━━━ Extracted information ━━━
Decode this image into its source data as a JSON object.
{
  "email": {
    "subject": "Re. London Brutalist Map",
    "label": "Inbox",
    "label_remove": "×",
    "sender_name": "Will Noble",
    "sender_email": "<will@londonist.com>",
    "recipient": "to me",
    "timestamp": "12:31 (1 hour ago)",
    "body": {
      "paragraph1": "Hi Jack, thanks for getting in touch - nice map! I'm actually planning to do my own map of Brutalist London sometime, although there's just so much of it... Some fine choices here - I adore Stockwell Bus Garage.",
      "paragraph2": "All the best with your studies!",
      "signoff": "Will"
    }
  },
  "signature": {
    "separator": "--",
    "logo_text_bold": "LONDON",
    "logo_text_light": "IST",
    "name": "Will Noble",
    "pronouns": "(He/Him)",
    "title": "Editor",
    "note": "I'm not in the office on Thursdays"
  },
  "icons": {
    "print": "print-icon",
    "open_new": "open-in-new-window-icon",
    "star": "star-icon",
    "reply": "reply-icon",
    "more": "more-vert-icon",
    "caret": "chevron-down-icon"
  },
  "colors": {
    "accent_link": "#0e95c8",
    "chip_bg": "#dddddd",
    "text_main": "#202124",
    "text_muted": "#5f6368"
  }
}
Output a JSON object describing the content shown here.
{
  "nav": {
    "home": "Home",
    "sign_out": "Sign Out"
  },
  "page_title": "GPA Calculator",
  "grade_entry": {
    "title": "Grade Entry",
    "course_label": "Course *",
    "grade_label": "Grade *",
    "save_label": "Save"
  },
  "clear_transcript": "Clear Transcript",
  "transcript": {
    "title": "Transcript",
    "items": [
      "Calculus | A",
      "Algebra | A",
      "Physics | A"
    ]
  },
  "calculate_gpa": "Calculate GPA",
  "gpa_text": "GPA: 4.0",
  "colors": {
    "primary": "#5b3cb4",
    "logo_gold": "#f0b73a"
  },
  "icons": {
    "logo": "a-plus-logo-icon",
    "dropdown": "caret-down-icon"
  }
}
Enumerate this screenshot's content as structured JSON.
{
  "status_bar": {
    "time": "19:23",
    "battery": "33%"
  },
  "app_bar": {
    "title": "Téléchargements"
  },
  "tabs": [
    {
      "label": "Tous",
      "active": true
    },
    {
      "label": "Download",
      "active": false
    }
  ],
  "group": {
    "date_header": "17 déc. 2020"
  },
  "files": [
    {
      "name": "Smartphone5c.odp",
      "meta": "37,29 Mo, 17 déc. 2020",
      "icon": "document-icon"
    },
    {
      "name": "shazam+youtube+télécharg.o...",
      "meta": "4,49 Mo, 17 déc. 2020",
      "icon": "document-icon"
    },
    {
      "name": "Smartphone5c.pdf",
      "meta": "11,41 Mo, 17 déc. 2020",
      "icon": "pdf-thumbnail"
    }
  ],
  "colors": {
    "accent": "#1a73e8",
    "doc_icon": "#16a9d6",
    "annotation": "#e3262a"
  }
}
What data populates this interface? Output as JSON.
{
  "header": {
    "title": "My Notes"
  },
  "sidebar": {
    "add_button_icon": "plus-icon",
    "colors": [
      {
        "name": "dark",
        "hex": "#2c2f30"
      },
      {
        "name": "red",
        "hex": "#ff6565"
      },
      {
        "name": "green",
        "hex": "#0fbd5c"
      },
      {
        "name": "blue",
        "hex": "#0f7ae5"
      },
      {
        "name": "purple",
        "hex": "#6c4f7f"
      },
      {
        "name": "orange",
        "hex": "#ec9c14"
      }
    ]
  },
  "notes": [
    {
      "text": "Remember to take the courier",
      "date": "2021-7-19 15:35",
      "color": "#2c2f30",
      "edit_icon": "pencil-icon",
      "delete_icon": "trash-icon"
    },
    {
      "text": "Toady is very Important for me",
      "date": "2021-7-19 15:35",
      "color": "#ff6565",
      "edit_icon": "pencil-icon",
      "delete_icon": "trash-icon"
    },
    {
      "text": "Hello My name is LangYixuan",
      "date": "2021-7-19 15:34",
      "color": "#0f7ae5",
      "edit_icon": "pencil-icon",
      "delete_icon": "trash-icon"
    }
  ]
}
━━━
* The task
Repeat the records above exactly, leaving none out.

* Task output
Decode this image into its source data as a JSON object.
{
  "email": {
    "subject": "Re. London Brutalist Map",
    "label": "Inbox",
    "label_remove": "×",
    "sender_name": "Will Noble",
    "sender_email": "<will@londonist.com>",
    "recipient": "to me",
    "timestamp": "12:31 (1 hour ago)",
    "body": {
      "paragraph1": "Hi Jack, thanks for getting in touch - nice map! I'm actually planning to do my own map of Brutalist London sometime, although there's just so much of it... Some fine choices here - I adore Stockwell Bus Garage.",
      "paragraph2": "All the best with your studies!",
      "signoff": "Will"
    }
  },
  "signature": {
    "separator": "--",
    "logo_text_bold": "LONDON",
    "logo_text_light": "IST",
    "name": "Will Noble",
    "pronouns": "(He/Him)",
    "title": "Editor",
    "note": "I'm not in the office on Thursdays"
  },
  "icons": {
    "print": "print-icon",
    "open_new": "open-in-new-window-icon",
    "star": "star-icon",
    "reply": "reply-icon",
    "more": "more-vert-icon",
    "caret": "chevron-down-icon"
  },
  "colors": {
    "accent_link": "#0e95c8",
    "chip_bg": "#dddddd",
    "text_main": "#202124",
    "text_muted": "#5f6368"
  }
}
Output a JSON object describing the content shown here.
{
  "nav": {
    "home": "Home",
    "sign_out": "Sign Out"
  },
  "page_title": "GPA Calculator",
  "grade_entry": {
    "title": "Grade Entry",
    "course_label": "Course *",
    "grade_label": "Grade *",
    "save_label": "Save"
  },
  "clear_transcript": "Clear Transcript",
  "transcript": {
    "title": "Transcript",
    "items": [
      "Calculus | A",
      "Algebra | A",
      "Physics | A"
    ]
  },
  "calculate_gpa": "Calculate GPA",
  "gpa_text": "GPA: 4.0",
  "colors": {
    "primary": "#5b3cb4",
    "logo_gold": "#f0b73a"
  },
  "icons": {
    "logo": "a-plus-logo-icon",
    "dropdown": "caret-down-icon"
  }
}
Enumerate this screenshot's content as structured JSON.
{
  "status_bar": {
    "time": "19:23",
    "battery": "33%"
  },
  "app_bar": {
    "title": "Téléchargements"
  },
  "tabs": [
    {
      "label": "Tous",
      "active": true
    },
    {
      "label": "Download",
      "active": false
    }
  ],
  "group": {
    "date_header": "17 déc. 2020"
  },
  "files": [
    {
      "name": "Smartphone5c.odp",
      "meta": "37,29 Mo, 17 déc. 2020",
      "icon": "document-icon"
    },
    {
      "name": "shazam+youtube+télécharg.o...",
      "meta": "4,49 Mo, 17 déc. 2020",
      "icon": "document-icon"
    },
    {
      "name": "Smartphone5c.pdf",
      "meta": "11,41 Mo, 17 déc. 2020",
      "icon": "pdf-thumbnail"
    }
  ],
  "colors": {
    "accent": "#1a73e8",
    "doc_icon": "#16a9d6",
    "annotation": "#e3262a"
  }
}
What data populates this interface? Output as JSON.
{
  "header": {
    "title": "My Notes"
  },
  "sidebar": {
    "add_button_icon": "plus-icon",
    "colors": [
      {
        "name": "dark",
        "hex": "#2c2f30"
      },
      {
        "name": "red",
        "hex": "#ff6565"
      },
      {
        "name": "green",
        "hex": "#0fbd5c"
      },
      {
        "name": "blue",
        "hex": "#0f7ae5"
      },
      {
        "name": "purple",
        "hex": "#6c4f7f"
      },
      {
        "name": "orange",
        "hex": "#ec9c14"
      }
    ]
  },
  "notes": [
    {
      "text": "Remember to take the courier",
      "date": "2021-7-19 15:35",
      "color": "#2c2f30",
      "edit_icon": "pencil-icon",
      "delete_icon": "trash-icon"
    },
    {
      "text": "Toady is very Important for me",
      "date": "2021-7-19 15:35",
      "color": "#ff6565",
      "edit_icon": "pencil-icon",
      "delete_icon": "trash-icon"
    },
    {
      "text": "Hello My name is LangYixuan",
      "date": "2021-7-19 15:34",
      "color": "#0f7ae5",
      "edit_icon": "pencil-icon",
      "delete_icon": "trash-icon"
    }
  ]
}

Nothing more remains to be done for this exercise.